Advanced users can also choose from indicative, relative, conditional, debitive and imperative moods to further explore the many different Latvian verb forms.

All of the above works well on iPads in portrait as well as landscape modes.


To download Latvian Verbs from the AppStore just search for “Latvian Verbs”. If you would like to provide feedback or have any questions on Latvian Verbs, please use the contact link through the App or post on the Latvian Verbs Facebook page.

Sinfonietta Rīga bring new vitality to Ivanov’s symphonies for strings

Latvian composer Jānis Ivanovs (1906 – 1983) earned recognition and distinction for his contributions to Latvian music, particularly symphonic music. Composer of twenty completed symphonies, his creative output spanned both the era of Latvia’s first independence as well as Soviet occupation, and his works remain a cornerstone of Latvian academic music.

Recognizing his contribution to Latvian symphonic music, the chamber orchestra Sinfonietta Rīga and conductor Normunds Šnē recorded an album of Ivanovs’ symphonies for strings, which was released in 2018 by the Latvian national music label Skani. The CD collects his works Sinfonietta, Poema Luttuoso, and his Symphony No. 14 Sinfonia da Camera.

The three movement Sinfonietta, though written towards the end of his life (1977), is a vibrant and youthful work. The restless, slightly tense first movement, with its undulating melodies, is played with precision by Sinfonietta Rīga, building in intensity throughout its brief lifespan, which then leads the more somber and reserved second movement, though at a slower tempo, loses none of the work’s intensity. The final movement alternates between an almost hyperactive expression and a slower, almost mournful atmosphere, giving the work many different dimensions and aspects, and conductor Normunds Šnē inspires a nuanced and layered performance from Sinfonietta Rīga.

Poema luttuoso (1966) is a harsh and dissonant work.
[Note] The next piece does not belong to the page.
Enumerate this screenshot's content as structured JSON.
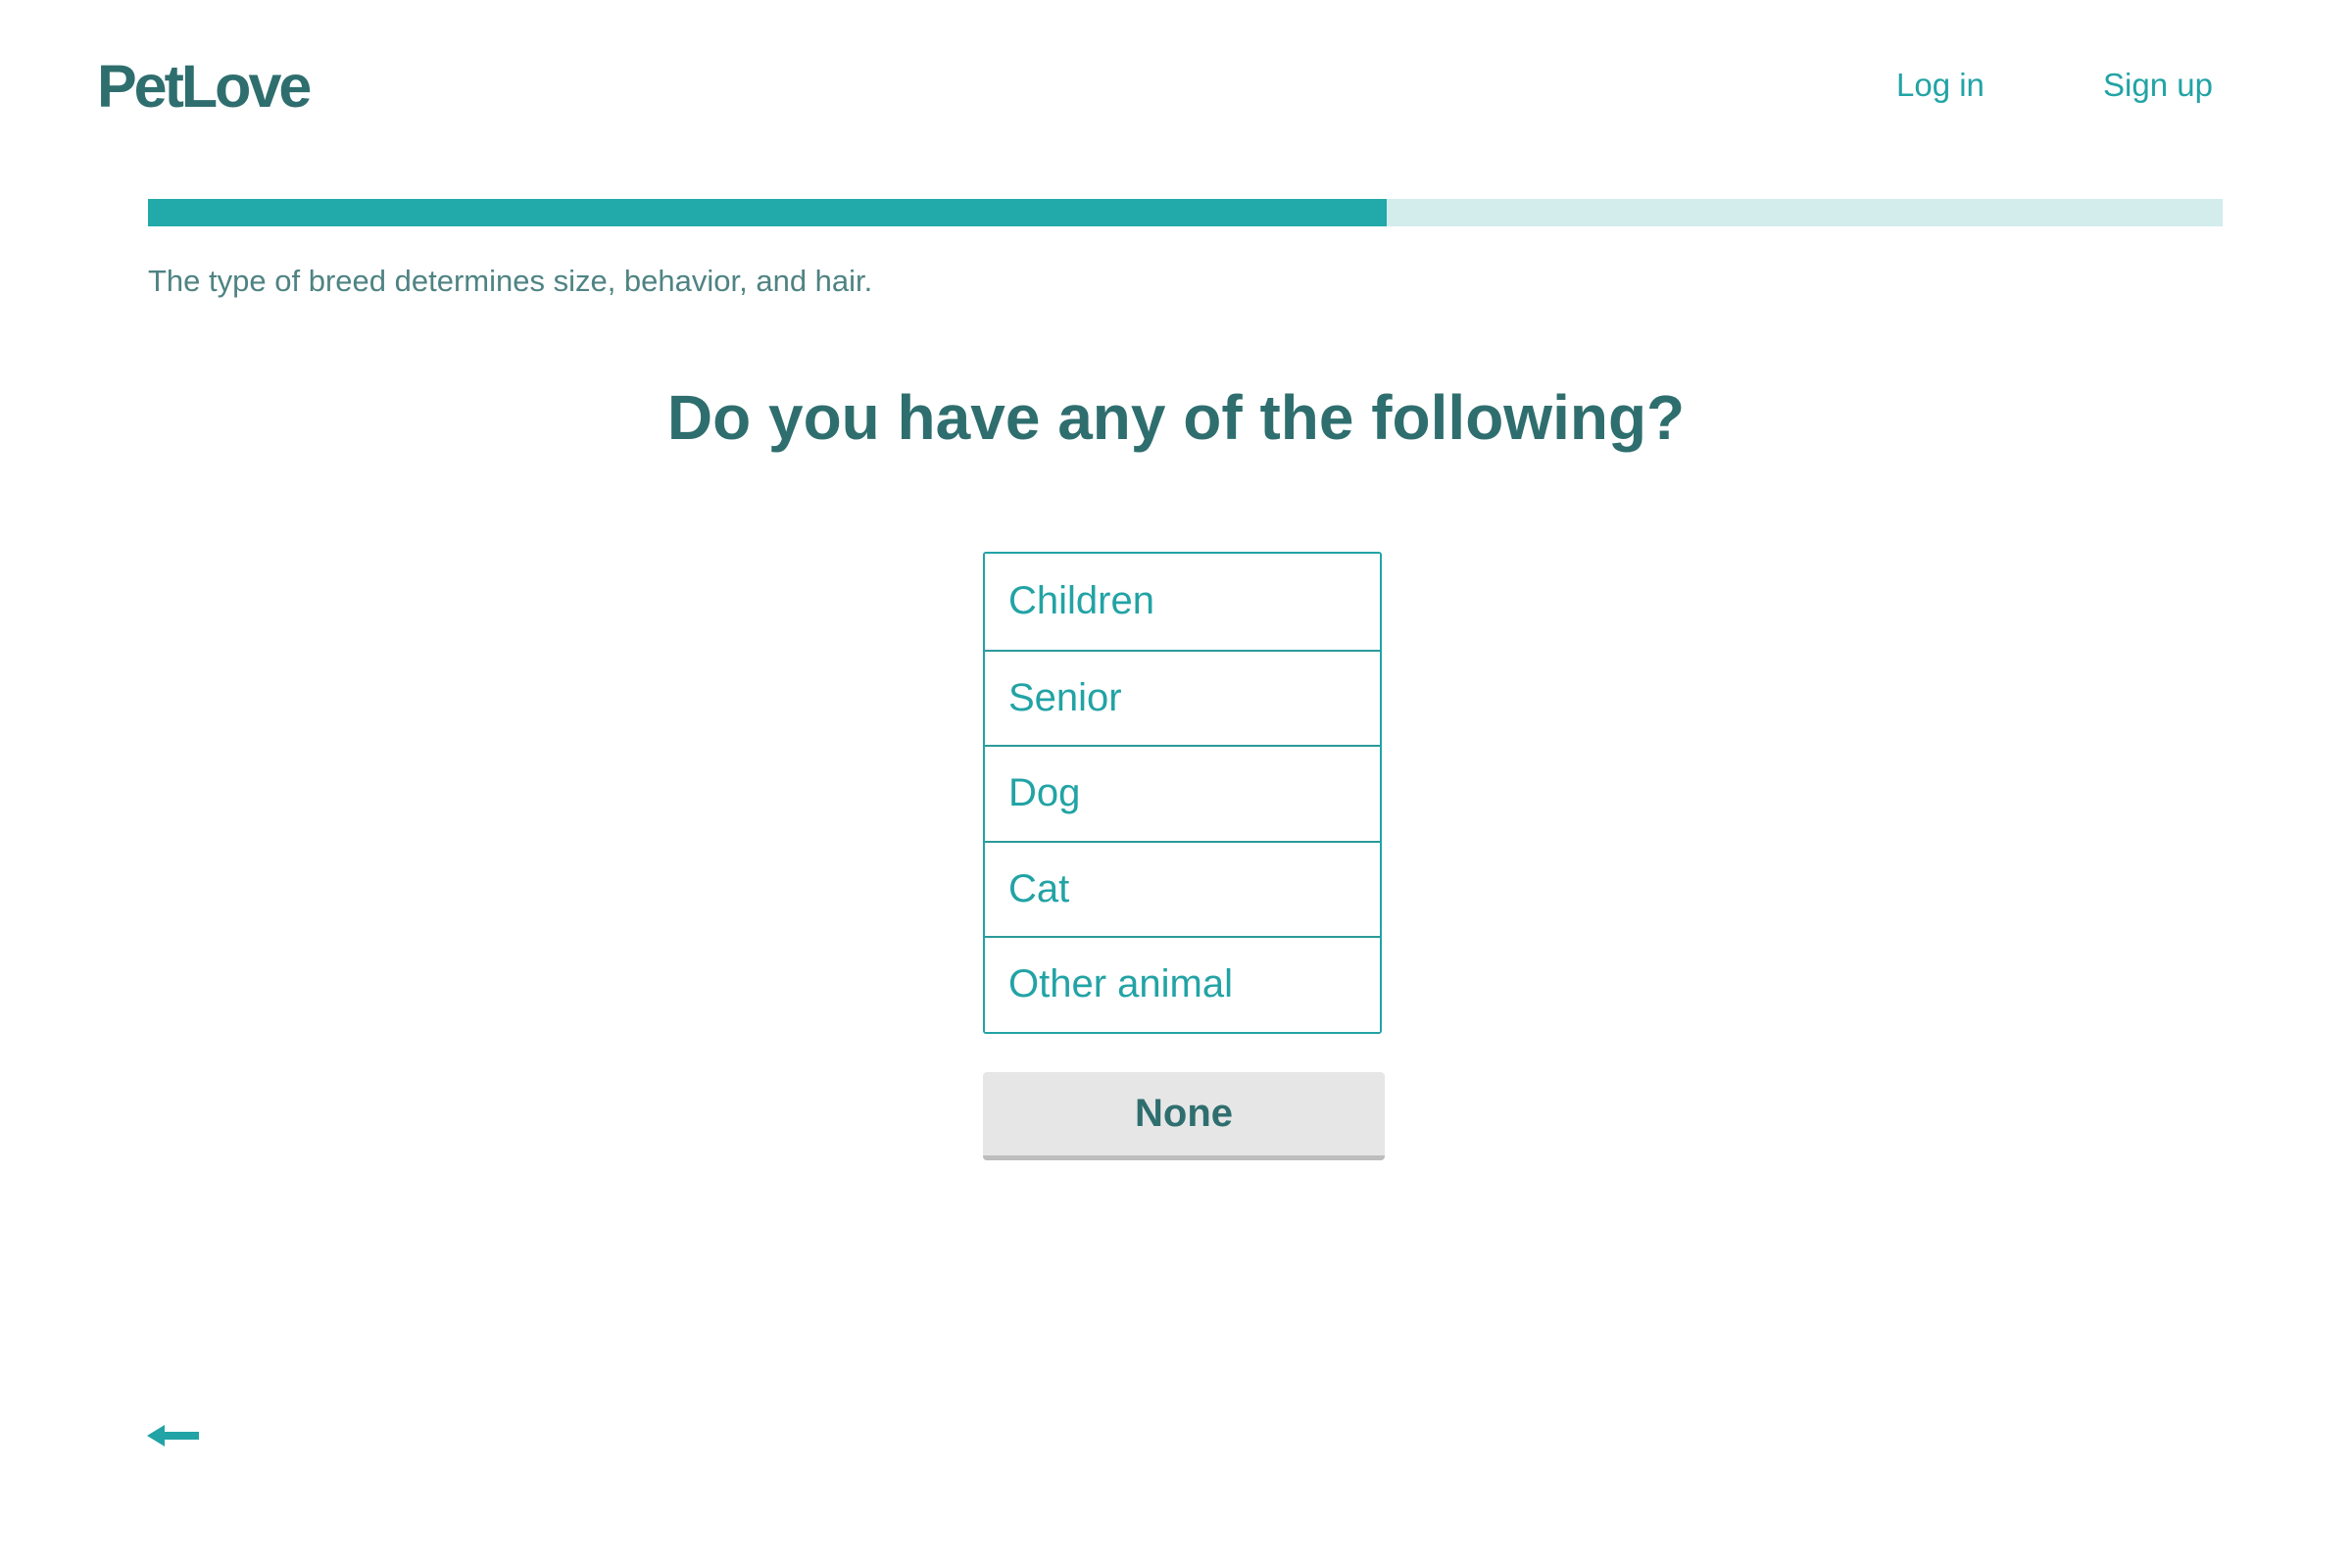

This is not surprising, as the work is dedicated to the victims of the Salaspils concentration camp, and was inspired by author and physician Miervaldis Birze, who was imprisoned there. Bleak and full of pain, the work is a moving tribute to those that suffered there, and the composer, through repeated motifs, musically indicates that these terrible events should not be forgotten.

Symphony No. 14 or Sinfonia da camera was composed in 1971, and is a lyrical and vital work. Descending melodies begin the first movement, as Ivanovs deftly weaves together the string instruments to create a beautiful musical painting. The second movement, though slower and more deliberate, also has an artistic feel, like a painter slowly moving a paintbrush across a canvas, mixing colors and textures. The third and final movement raises the tension, with sudden jumps in the strings, providing for a piercing listening experience, brought together with precision and skill by conductor Šnē.

The CD booklet contains extensive notes by composer Imants Zemzaris on Ivanovs and his works, in both English and Latvian. Among other interesting facts is that Ivanovs’ final composition for solo piano was only eight measures long – a work entitled Diānai, dedicated to his granddaughter.

The chamber orchestra Sinfonietta Rīga and conductor Normunds Šnē reveal the many facets and layers in Jānis Ivanovs’ symphonic music, and confirm again why Ivanovs remains such a towering figure in Latvian symphonic music. Even though these are chamber orchestra works, they as rich and powerful as any work for a full symphony orchestra. Such is the talent of Sinfonietta Rīga and Šnē – and these works by Ivanovs gain a new vitality and vivacity in these performances.

For further information, please visit the Sinfonietta Rīga website and the Skani record label.

Sinfonietta Rīga

Jānis Ivanovs – Symphonies for Strings

LMIC SKANI 068, 2018

Track listing:

1. Sinfonietta

I. Allegro energico

II. Andante tranquillo

III. Allegro assai

2. Poema Luttuoso

3. Symphony No. 14 ‘Sinfonia da camera’

I. Moderato – Allegro – Tempo I

II. Andante

III. Allegro – Moderato (Come sopra)

Egils Kaljo is an American-born Latvian from the New York area . Kaljo began listening to Latvian music as soon as he was able to put a record on a record player, and still has old Bellacord 78 rpm records lying around somewhere.